Who that someone would be if Sata became incapacitated is also not clear. Would Scott automatically take over until the 2016 elections – incidentally becoming Africa’s first white president in at least 20 years? (Even if, as some reports suggest, he really doesn’t want the job.) Or would Sata be allowed to anoint a successor? Or would the cabinet choose one? Most observers believe that Sata’s successor, if he were to choose, would be Justice Minister Wynter Kabimba, who is also Secretary-General of the ruling Patriotic Front (PF), but more sceptical observers say that Kabimba may have spread that rumour himself.
That reflects another similarity with what is happening on the other side of the Zambezi; the looming departure of the incumbent is stimulating a fierce succession struggle. Pitted against Kabimba and his supporters, most analysts agree, is a faction led by Finance Minister, Alexander Chikwanda.
The divisions between the factions are evidently deepened by personal, tribal and ideological animosities. Chikwanda’s faction seeks to promote the interests of the Bemba ethnic group. It also seeks to advance neo-liberal economics, by contrast with Kabimba’s faction, which, like Sata himself, leans towards more socialist, statist politics – at least in theory.
The succession struggle could, in theory, have significant implications for the economy

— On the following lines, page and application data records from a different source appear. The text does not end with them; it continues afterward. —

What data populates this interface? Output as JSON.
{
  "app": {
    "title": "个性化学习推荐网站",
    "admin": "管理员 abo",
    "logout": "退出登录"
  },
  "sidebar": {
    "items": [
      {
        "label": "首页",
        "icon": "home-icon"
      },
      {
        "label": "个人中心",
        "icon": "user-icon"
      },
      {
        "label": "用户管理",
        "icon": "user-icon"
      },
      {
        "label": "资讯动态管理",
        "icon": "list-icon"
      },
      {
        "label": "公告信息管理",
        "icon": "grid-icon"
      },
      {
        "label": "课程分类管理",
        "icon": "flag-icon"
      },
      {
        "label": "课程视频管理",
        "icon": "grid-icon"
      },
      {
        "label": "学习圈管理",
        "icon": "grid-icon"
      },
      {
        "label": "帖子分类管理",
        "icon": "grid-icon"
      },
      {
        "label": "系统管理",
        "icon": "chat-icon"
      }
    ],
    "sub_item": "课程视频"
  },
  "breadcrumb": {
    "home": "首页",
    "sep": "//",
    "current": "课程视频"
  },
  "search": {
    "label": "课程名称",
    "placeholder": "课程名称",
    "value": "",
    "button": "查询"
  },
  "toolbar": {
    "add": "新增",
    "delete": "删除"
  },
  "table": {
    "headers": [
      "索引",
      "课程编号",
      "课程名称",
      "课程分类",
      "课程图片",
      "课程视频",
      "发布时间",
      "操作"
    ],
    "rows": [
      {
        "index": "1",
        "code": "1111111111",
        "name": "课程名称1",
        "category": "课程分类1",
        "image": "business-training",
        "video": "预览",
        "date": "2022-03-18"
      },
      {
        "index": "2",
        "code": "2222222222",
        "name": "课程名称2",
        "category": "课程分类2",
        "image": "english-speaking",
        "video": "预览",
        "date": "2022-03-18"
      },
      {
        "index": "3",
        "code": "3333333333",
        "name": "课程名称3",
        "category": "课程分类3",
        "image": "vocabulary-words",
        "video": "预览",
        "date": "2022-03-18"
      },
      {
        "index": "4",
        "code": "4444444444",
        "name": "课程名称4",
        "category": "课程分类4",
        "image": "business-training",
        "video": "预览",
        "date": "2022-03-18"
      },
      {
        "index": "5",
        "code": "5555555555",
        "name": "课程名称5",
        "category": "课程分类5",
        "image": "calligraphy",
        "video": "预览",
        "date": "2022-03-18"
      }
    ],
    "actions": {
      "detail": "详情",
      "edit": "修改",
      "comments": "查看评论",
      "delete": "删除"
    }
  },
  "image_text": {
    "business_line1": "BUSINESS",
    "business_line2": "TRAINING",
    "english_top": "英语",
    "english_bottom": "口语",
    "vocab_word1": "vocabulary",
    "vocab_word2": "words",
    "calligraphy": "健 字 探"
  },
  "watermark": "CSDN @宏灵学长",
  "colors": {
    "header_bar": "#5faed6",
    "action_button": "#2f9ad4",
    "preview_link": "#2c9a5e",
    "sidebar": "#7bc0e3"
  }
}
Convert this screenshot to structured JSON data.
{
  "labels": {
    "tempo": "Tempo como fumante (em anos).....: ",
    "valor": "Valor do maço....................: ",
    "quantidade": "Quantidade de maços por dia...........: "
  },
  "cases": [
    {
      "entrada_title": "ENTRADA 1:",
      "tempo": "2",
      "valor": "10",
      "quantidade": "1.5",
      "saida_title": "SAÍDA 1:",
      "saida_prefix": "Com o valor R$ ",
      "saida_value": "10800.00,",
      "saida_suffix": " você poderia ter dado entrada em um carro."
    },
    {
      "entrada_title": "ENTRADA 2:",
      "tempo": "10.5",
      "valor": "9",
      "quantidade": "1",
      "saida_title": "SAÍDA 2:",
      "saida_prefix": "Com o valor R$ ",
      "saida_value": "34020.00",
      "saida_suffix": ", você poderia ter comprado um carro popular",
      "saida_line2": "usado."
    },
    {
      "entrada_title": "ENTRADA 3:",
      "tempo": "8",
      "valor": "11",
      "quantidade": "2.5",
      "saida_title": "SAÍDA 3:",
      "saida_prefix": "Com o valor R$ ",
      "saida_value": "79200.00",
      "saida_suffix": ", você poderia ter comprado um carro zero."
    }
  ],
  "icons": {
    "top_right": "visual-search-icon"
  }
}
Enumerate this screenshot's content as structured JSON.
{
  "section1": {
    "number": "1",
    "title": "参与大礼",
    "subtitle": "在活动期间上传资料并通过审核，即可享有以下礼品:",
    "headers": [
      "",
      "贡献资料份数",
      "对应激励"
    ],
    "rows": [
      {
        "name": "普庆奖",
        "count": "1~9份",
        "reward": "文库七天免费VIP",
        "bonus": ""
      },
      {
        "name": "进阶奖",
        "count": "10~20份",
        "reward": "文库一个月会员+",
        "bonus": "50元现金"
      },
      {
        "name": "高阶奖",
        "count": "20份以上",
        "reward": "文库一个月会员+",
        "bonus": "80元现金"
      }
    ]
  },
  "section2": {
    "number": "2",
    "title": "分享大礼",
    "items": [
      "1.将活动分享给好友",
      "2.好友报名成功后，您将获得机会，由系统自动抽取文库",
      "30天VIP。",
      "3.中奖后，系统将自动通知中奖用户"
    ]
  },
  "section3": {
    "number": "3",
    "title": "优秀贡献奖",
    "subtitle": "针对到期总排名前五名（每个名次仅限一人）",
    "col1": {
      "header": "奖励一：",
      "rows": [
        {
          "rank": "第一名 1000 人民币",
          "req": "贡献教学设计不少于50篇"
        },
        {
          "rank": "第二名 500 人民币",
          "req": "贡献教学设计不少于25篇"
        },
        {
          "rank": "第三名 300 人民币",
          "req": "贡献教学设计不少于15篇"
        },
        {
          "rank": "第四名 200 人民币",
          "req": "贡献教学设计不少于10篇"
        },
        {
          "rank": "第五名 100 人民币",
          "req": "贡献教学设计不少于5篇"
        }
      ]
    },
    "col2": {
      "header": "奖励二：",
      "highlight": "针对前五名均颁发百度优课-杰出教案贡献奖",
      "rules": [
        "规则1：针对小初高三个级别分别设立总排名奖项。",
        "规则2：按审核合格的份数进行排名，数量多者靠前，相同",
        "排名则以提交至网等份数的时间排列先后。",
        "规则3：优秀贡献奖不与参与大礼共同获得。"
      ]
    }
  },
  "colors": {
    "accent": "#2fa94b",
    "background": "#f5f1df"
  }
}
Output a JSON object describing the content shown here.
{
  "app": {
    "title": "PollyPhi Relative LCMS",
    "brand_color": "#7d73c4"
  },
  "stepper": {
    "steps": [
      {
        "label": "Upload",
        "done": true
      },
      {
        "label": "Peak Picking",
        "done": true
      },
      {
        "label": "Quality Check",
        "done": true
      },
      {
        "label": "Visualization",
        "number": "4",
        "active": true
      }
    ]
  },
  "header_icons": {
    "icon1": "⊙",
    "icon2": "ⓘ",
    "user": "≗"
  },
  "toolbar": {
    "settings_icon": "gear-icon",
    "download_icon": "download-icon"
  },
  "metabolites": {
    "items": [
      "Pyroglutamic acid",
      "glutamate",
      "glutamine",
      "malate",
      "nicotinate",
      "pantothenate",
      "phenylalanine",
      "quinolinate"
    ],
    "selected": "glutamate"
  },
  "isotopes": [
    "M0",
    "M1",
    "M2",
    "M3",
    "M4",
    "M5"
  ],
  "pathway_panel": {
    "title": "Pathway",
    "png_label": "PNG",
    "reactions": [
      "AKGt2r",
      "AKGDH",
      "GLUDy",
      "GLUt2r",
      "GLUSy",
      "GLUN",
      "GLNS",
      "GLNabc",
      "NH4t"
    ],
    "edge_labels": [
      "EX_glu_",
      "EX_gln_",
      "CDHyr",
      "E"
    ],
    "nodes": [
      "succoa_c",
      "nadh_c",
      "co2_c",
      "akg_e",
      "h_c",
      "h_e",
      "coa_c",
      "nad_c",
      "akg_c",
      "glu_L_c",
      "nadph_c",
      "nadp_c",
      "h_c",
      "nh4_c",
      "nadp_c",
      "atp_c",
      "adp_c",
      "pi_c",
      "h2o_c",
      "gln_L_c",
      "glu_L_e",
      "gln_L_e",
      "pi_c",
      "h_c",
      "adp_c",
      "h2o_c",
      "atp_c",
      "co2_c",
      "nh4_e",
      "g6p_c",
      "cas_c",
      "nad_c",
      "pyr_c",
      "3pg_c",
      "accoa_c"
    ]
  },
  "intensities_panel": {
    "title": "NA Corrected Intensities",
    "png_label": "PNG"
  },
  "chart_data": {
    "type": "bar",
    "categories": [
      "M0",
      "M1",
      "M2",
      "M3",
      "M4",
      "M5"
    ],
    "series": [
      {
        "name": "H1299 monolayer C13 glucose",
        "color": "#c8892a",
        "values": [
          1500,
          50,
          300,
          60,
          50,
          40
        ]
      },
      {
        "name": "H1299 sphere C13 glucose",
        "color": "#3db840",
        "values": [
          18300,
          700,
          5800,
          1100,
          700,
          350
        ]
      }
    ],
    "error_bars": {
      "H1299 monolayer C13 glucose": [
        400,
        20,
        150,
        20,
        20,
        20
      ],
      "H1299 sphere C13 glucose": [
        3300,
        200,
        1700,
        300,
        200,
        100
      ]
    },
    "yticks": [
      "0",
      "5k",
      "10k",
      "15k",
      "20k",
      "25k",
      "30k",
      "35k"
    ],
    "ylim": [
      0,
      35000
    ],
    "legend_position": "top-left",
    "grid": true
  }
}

Yet another similarity with Zimbabwe is that the succession battle seems to be taking on a dynastic flavour. In Harare, Mugabe – at least according to one scenario – has been playing off the rival Emmerson Mnangagwa and Joice Mujuru factions against each other for long enough now to have allowed his young wife, Grace, to position herself as a possible successor by winning the top job in Zanu-PF’s Women’s League, and for her to be able to count on the support of their now-grown-up son, Robert Mugabe, a military man.
In Zambia, according to the journal Africa Confidential, the Chikwanda faction is promoting Sata’s son Mulenga Sata, mayor of Lusaka and Chairperson of the Lusaka District PF, as his father’s successor to foil Kabimba’s ambitions.
Because of the ideological differences between the rival factions jostling to succeed Sata, the succession struggle could, in theory, have significant implications for investors and the economy. Some observers say that whoever takes over will be equally bound by PF policy. However, that policy allows considerable latitude for interpretation.
After 10 years in dogged opposition, including three failed attempts at the presidency, Sata came into office in 2011 bearing the nickname King Cobra. This was a mark of his sharp and venomous tongue and his readiness to bite mining investors, especially the Chinese, with super taxes if not nationalisation for what he regarded as their crass exploitation of Zambian mineworkers and of Zambia as a whole.
But in office he became more mellow, essentially continuing the investor-friendly policies of his predecessors, interspersed with occasional fits of socialist rhetoric. Though he has kept mining houses in check by threatening to revoke their mining licences if they retrench workers, he has not carried out his election campaign threats of resource nationalisation.
Nevertheless, his perceived lack of delivery on his election promises of tougher action against mining investors is costing the PF support in the politically important Copperbelt, provoking fears that the party will have to make more promises – perhaps even to nationalise mines – in the 2016 election campaign.
Few Zambians seem to believe Sata will be strong enough to run again for office then. Whether he will even be strong enough to continue in office until then, is also now in doubt.
Peter Fabricius, Foreign Editor, Independent Newspapers, South Africa